--- RECORDS FOR THIS TASK Enclosed Below ---
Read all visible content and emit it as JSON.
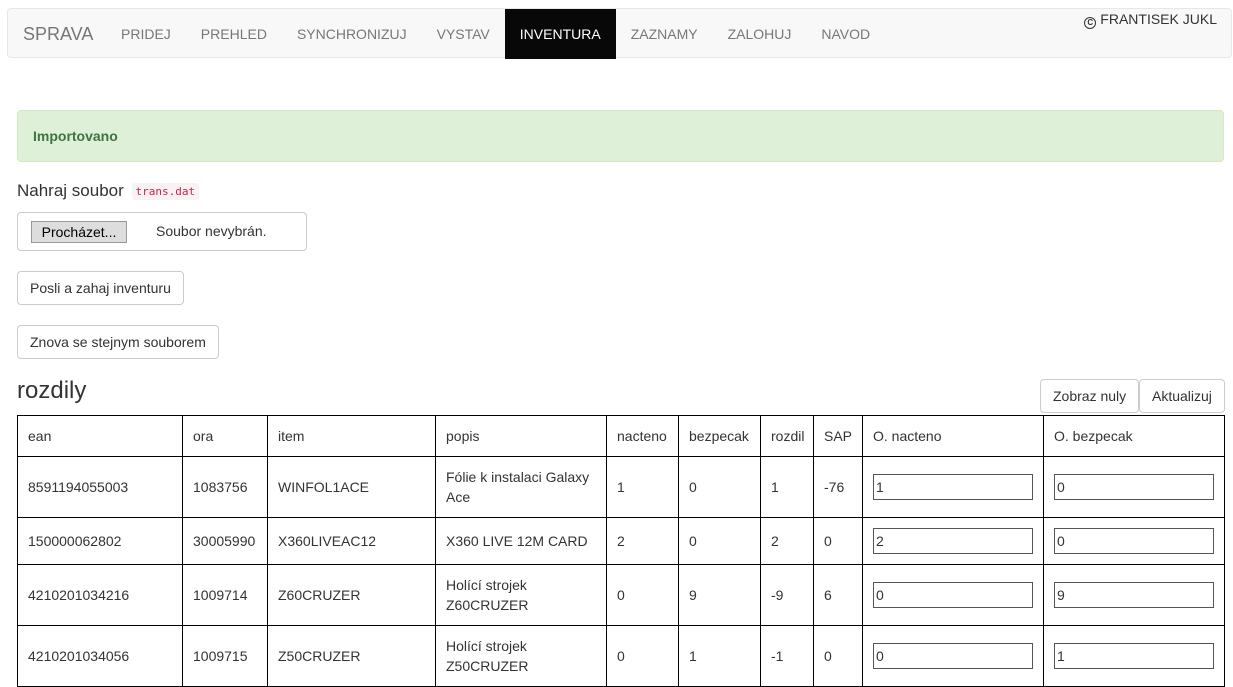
{
  "navbar": {
    "brand": "SPRAVA",
    "items": [
      "PRIDEJ",
      "PREHLED",
      "SYNCHRONIZUJ",
      "VYSTAV",
      "INVENTURA",
      "ZAZNAMY",
      "ZALOHUJ",
      "NAVOD"
    ],
    "active": "INVENTURA",
    "author": "FRANTISEK JUKL",
    "author_icon": "copyright-icon"
  },
  "alert": {
    "text": "Importovano",
    "color": "#3c763d"
  },
  "upload": {
    "label": "Nahraj soubor",
    "filename_code": "trans.dat",
    "browse_label": "Procházet...",
    "file_status": "Soubor nevybrán."
  },
  "buttons": {
    "send": "Posli a zahaj inventuru",
    "again": "Znova se stejnym souborem",
    "show_zeros": "Zobraz nuly",
    "update": "Aktualizuj"
  },
  "section": {
    "title": "rozdily"
  },
  "table": {
    "headers": [
      "ean",
      "ora",
      "item",
      "popis",
      "nacteno",
      "bezpecak",
      "rozdil",
      "SAP",
      "O. nacteno",
      "O. bezpecak"
    ],
    "rows": [
      {
        "ean": "8591194055003",
        "ora": "1083756",
        "item": "WINFOL1ACE",
        "popis": "Fólie k instalaci Galaxy Ace",
        "nacteno": "1",
        "bezpecak": "0",
        "rozdil": "1",
        "sap": "-76",
        "o_nacteno": "1",
        "o_bezpecak": "0"
      },
      {
        "ean": "150000062802",
        "ora": "30005990",
        "item": "X360LIVEAC12",
        "popis": "X360 LIVE 12M CARD",
        "nacteno": "2",
        "bezpecak": "0",
        "rozdil": "2",
        "sap": "0",
        "o_nacteno": "2",
        "o_bezpecak": "0"
      },
      {
        "ean": "4210201034216",
        "ora": "1009714",
        "item": "Z60CRUZER",
        "popis": "Holící strojek Z60CRUZER",
        "nacteno": "0",
        "bezpecak": "9",
        "rozdil": "-9",
        "sap": "6",
        "o_nacteno": "0",
        "o_bezpecak": "9"
      },
      {
        "ean": "4210201034056",
        "ora": "1009715",
        "item": "Z50CRUZER",
        "popis": "Holící strojek Z50CRUZER",
        "nacteno": "0",
        "bezpecak": "1",
        "rozdil": "-1",
        "sap": "0",
        "o_nacteno": "0",
        "o_bezpecak": "1"
      }
    ]
  }
}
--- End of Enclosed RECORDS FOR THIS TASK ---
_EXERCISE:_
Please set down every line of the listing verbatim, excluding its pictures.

_EXERCISE SOLUTION:_
Read all visible content and emit it as JSON.
{
  "navbar": {
    "brand": "SPRAVA",
    "items": [
      "PRIDEJ",
      "PREHLED",
      "SYNCHRONIZUJ",
      "VYSTAV",
      "INVENTURA",
      "ZAZNAMY",
      "ZALOHUJ",
      "NAVOD"
    ],
    "active": "INVENTURA",
    "author": "FRANTISEK JUKL",
    "author_icon": "copyright-icon"
  },
  "alert": {
    "text": "Importovano",
    "color": "#3c763d"
  },
  "upload": {
    "label": "Nahraj soubor",
    "filename_code": "trans.dat",
    "browse_label": "Procházet...",
    "file_status": "Soubor nevybrán."
  },
  "buttons": {
    "send": "Posli a zahaj inventuru",
    "again": "Znova se stejnym souborem",
    "show_zeros": "Zobraz nuly",
    "update": "Aktualizuj"
  },
  "section": {
    "title": "rozdily"
  },
  "table": {
    "headers": [
      "ean",
      "ora",
      "item",
      "popis",
      "nacteno",
      "bezpecak",
      "rozdil",
      "SAP",
      "O. nacteno",
      "O. bezpecak"
    ],
    "rows": [
      {
        "ean": "8591194055003",
        "ora": "1083756",
        "item": "WINFOL1ACE",
        "popis": "Fólie k instalaci Galaxy Ace",
        "nacteno": "1",
        "bezpecak": "0",
        "rozdil": "1",
        "sap": "-76",
        "o_nacteno": "1",
        "o_bezpecak": "0"
      },
      {
        "ean": "150000062802",
        "ora": "30005990",
        "item": "X360LIVEAC12",
        "popis": "X360 LIVE 12M CARD",
        "nacteno": "2",
        "bezpecak": "0",
        "rozdil": "2",
        "sap": "0",
        "o_nacteno": "2",
        "o_bezpecak": "0"
      },
      {
        "ean": "4210201034216",
        "ora": "1009714",
        "item": "Z60CRUZER",
        "popis": "Holící strojek Z60CRUZER",
        "nacteno": "0",
        "bezpecak": "9",
        "rozdil": "-9",
        "sap": "6",
        "o_nacteno": "0",
        "o_bezpecak": "9"
      },
      {
        "ean": "4210201034056",
        "ora": "1009715",
        "item": "Z50CRUZER",
        "popis": "Holící strojek Z50CRUZER",
        "nacteno": "0",
        "bezpecak": "1",
        "rozdil": "-1",
        "sap": "0",
        "o_nacteno": "0",
        "o_bezpecak": "1"
      }
    ]
  }
}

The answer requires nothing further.